WAYNE FRANKLIN: Today and over the weekend, only to use water for essential purposes. We have had
some problems with the widespread power outages affecting our ability to supply water. So we just
want people to go steady.

We don't have any quality problems. The water is absolutely safe to drink, but just with our pumps
and that not being able to run as often as they ought to, we just want people to be steady.

DAVID MARK: The weather system that drenched Lismore has caused falls of up to 450 millimetres on
parts of north-east New South Wales and South-East Queensland.

Deryn Griffiths is an assistant manager with the Bureau of Meteorology:

DERYN GRIFFITHS: Very tight low pressure system just off the northern coast of New South Wales for
the last few days now. The rain is mostly to the southern side of that system.

DAVID MARK: The outlook for the rest of the day, particularly around Lismore which is experiencing
the prospect of flooding?

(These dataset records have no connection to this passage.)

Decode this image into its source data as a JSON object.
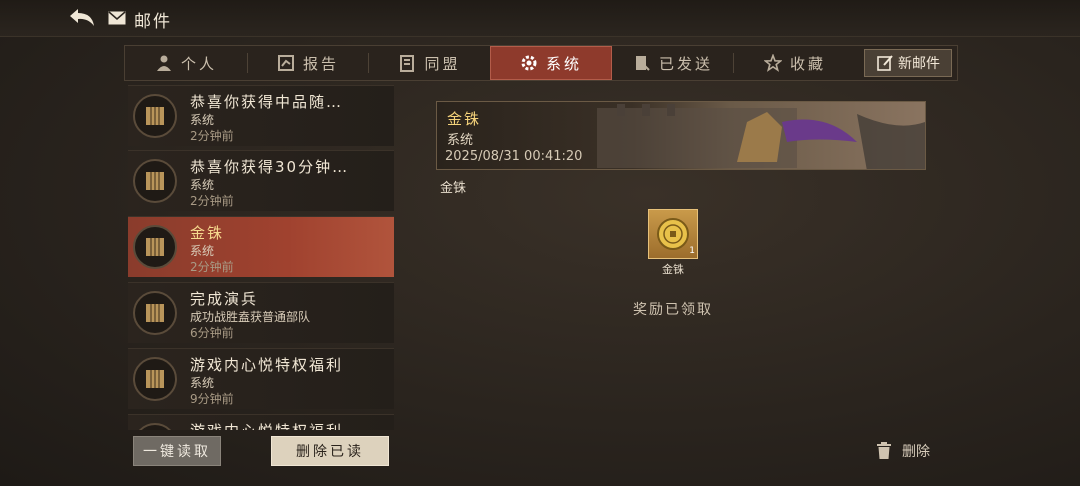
{
  "header": {
    "title": "邮件",
    "back_icon": "back-arrow-icon",
    "mail_icon": "envelope-icon"
  },
  "tabs": [
    {
      "label": "个人",
      "icon": "person-icon"
    },
    {
      "label": "报告",
      "icon": "report-icon"
    },
    {
      "label": "同盟",
      "icon": "alliance-icon"
    },
    {
      "label": "系统",
      "icon": "gear-icon",
      "active": true
    },
    {
      "label": "已发送",
      "icon": "sent-icon"
    },
    {
      "label": "收藏",
      "icon": "star-icon"
    }
  ],
  "new_mail_label": "新邮件",
  "mail_list": [
    {
      "title": "恭喜你获得中品随…",
      "sender": "系统",
      "time": "2分钟前"
    },
    {
      "title": "恭喜你获得30分钟…",
      "sender": "系统",
      "time": "2分钟前"
    },
    {
      "title": "金铢",
      "sender": "系统",
      "time": "2分钟前",
      "active": true
    },
    {
      "title": "完成演兵",
      "sender": "成功战胜盍获普通部队",
      "time": "6分钟前"
    },
    {
      "title": "游戏内心悦特权福利",
      "sender": "系统",
      "time": "9分钟前"
    },
    {
      "title": "游戏内心悦特权福利",
      "sender": "",
      "time": ""
    }
  ],
  "buttons": {
    "read_all": "一键读取",
    "delete_read": "删除已读",
    "delete": "删除"
  },
  "detail": {
    "title": "金铢",
    "sender": "系统",
    "time": "2025/08/31 00:41:20",
    "body": "金铢",
    "reward": {
      "name": "金铢",
      "count": "1",
      "icon": "gold-coin-icon"
    },
    "status": "奖励已领取"
  },
  "colors": {
    "accent": "#8e3a2c",
    "gold": "#f4d27a",
    "background": "#2a241e"
  }
}
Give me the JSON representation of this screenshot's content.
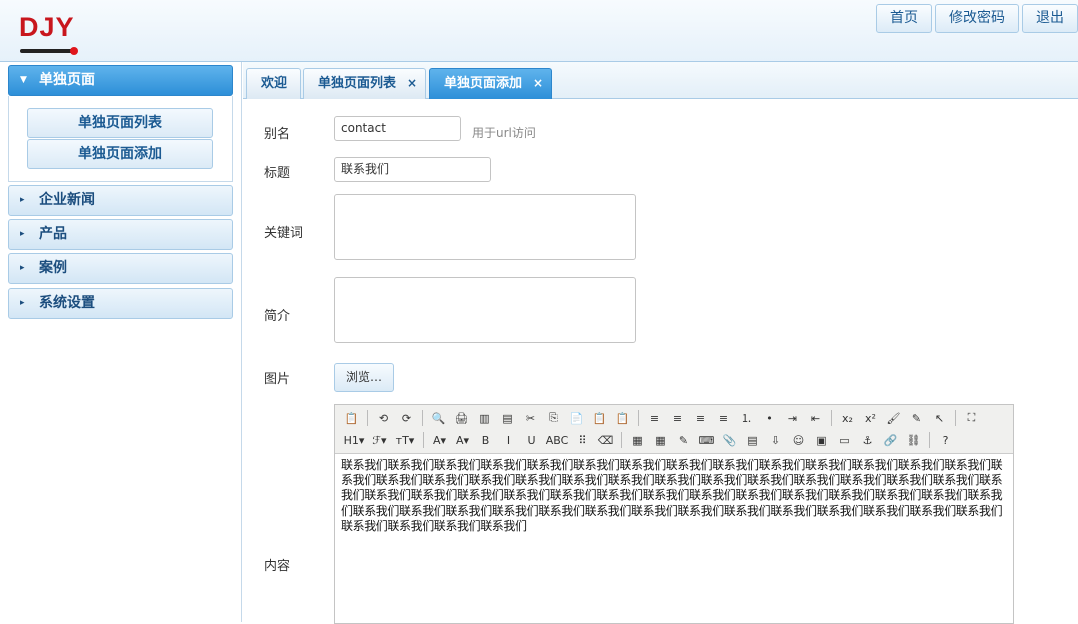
{
  "header": {
    "logo_text": "DJY",
    "nav": [
      "首页",
      "修改密码",
      "退出"
    ]
  },
  "sidebar": {
    "groups": [
      {
        "label": "单独页面",
        "expanded": true
      },
      {
        "label": "企业新闻"
      },
      {
        "label": "产品"
      },
      {
        "label": "案例"
      },
      {
        "label": "系统设置"
      }
    ],
    "subitems": [
      "单独页面列表",
      "单独页面添加"
    ]
  },
  "tabs": [
    {
      "label": "欢迎"
    },
    {
      "label": "单独页面列表",
      "close": "×"
    },
    {
      "label": "单独页面添加",
      "close": "×",
      "active": true
    }
  ],
  "form": {
    "alias_label": "别名",
    "alias_value": "contact",
    "alias_hint": "用于url访问",
    "title_label": "标题",
    "title_value": "联系我们",
    "keywords_label": "关键词",
    "intro_label": "简介",
    "image_label": "图片",
    "browse_label": "浏览…",
    "content_label": "内容",
    "content_text": "联系我们联系我们联系我们联系我们联系我们联系我们联系我们联系我们联系我们联系我们联系我们联系我们联系我们联系我们联系我们联系我们联系我们联系我们联系我们联系我们联系我们联系我们联系我们联系我们联系我们联系我们联系我们联系我们联系我们联系我们联系我们联系我们联系我们联系我们联系我们联系我们联系我们联系我们联系我们联系我们联系我们联系我们联系我们联系我们联系我们联系我们联系我们联系我们联系我们联系我们联系我们联系我们联系我们联系我们联系我们联系我们联系我们联系我们联系我们联系我们联系我们"
  },
  "toolbar": {
    "row1": [
      "📋",
      "⟲",
      "⟳",
      "🔍",
      "🖨",
      "▥",
      "▤",
      "✂",
      "⎘",
      "📄",
      "📋",
      "📋",
      "≡",
      "≡",
      "≡",
      "≡",
      "⒈",
      "•",
      "⇥",
      "⇤",
      "x₂",
      "x²",
      "🖌",
      "✎",
      "↖",
      "⛶"
    ],
    "row2": [
      "H1▾",
      "ℱ▾",
      "ᴛT▾",
      "A▾",
      "A▾",
      "B",
      "I",
      "U",
      "ABC",
      "⠿",
      "⌫",
      "▦",
      "▦",
      "✎",
      "⌨",
      "📎",
      "▤",
      "⇩",
      "☺",
      "▣",
      "▭",
      "⚓",
      "🔗",
      "⛓",
      "?"
    ]
  },
  "colors": {
    "accent": "#2d8fd8",
    "link": "#1b5a92",
    "logo_red": "#c8161d"
  }
}
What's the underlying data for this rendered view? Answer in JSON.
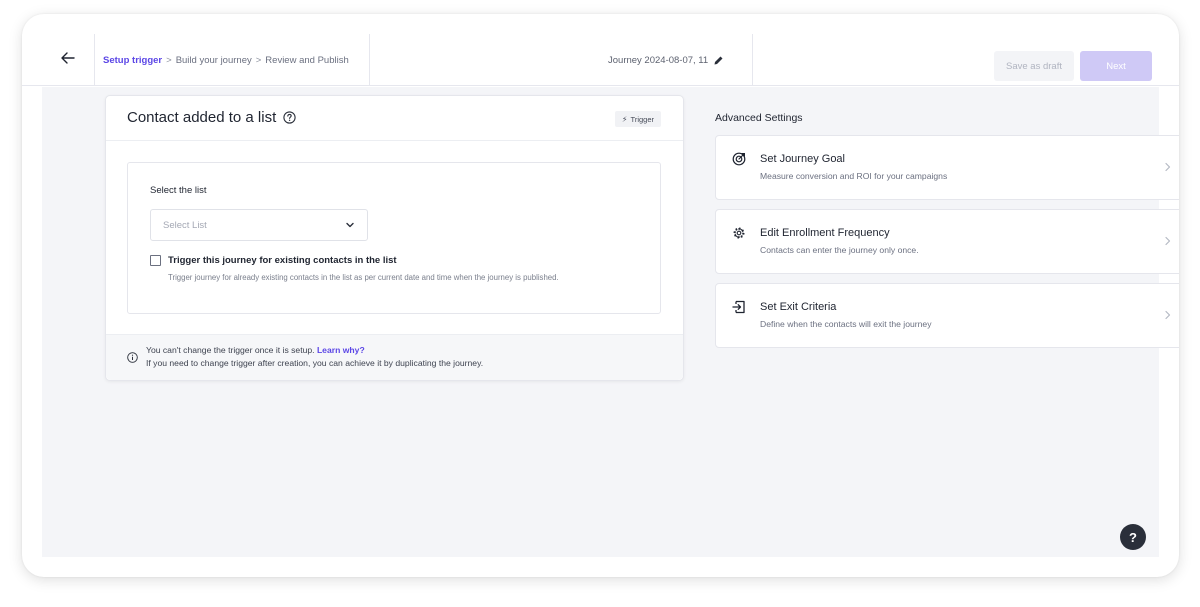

DERYN GRIFFITHS: Yes, the flooding in Lismore is from rain that has already fallen, so we're not
expecting a lot of rain there today and there's some more rain tomorrow, but the rain causing the
flooding has already fallen.

DAVID MARK: But heavy rain is falling further south on the New South Wales coast.

The SES is keeping a close eye on towns downstream of Lismore as well as Grafton on the mid-north
Coast where floodwaters are also rising.

The organisation is asking residents particularly in rural areas to stock up on medicines, fuel,
stock feed and food. They may be isolated for several days.

PETER CAVE: David Mark reporting.